● Task instructions
Below are entries. Pull out all lines containing "triggers".
:: Study material
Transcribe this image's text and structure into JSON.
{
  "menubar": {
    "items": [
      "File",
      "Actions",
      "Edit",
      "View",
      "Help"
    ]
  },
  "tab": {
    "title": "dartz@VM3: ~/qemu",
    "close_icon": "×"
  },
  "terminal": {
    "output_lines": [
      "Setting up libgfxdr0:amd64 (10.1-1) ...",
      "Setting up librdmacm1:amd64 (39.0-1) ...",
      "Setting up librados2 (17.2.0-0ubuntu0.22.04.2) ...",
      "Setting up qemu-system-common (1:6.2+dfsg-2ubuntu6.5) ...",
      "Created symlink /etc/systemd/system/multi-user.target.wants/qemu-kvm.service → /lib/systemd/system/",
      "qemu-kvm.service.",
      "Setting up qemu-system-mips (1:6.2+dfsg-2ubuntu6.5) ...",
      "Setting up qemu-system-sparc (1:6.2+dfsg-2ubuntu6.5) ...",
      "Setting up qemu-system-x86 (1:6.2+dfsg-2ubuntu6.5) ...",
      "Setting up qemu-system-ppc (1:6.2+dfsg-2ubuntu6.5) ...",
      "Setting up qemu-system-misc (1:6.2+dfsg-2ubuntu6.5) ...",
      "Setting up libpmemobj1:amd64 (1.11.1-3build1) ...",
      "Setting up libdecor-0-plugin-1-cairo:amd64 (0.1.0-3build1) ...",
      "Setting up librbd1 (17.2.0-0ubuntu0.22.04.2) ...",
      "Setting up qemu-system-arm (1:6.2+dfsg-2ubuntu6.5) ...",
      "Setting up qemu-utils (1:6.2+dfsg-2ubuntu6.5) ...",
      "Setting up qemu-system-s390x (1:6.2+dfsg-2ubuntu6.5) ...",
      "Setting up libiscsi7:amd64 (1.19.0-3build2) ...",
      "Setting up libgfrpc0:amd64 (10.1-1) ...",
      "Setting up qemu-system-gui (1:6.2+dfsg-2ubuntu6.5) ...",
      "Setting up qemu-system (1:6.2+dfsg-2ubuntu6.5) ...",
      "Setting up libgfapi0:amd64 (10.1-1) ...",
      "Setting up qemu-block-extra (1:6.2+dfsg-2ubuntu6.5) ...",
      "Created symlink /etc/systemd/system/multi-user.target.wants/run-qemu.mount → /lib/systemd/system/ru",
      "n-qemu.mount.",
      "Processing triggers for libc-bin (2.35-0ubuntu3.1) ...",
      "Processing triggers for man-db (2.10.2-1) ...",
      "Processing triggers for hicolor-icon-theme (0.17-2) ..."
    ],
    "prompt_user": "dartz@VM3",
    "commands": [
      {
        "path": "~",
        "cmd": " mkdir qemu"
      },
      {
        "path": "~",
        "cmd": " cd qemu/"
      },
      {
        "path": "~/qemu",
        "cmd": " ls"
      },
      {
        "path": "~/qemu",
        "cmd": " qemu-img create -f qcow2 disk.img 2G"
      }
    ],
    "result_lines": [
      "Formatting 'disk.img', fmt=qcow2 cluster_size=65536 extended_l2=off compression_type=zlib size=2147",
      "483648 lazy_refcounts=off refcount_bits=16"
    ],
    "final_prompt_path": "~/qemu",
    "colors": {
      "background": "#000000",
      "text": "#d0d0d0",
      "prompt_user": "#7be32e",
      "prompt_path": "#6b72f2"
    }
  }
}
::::
● Exercise answer
      "Processing triggers for libc-bin (2.35-0ubuntu3.1) ...",
      "Processing triggers for man-db (2.10.2-1) ...",
      "Processing triggers for hicolor-icon-theme (0.17-2) ..."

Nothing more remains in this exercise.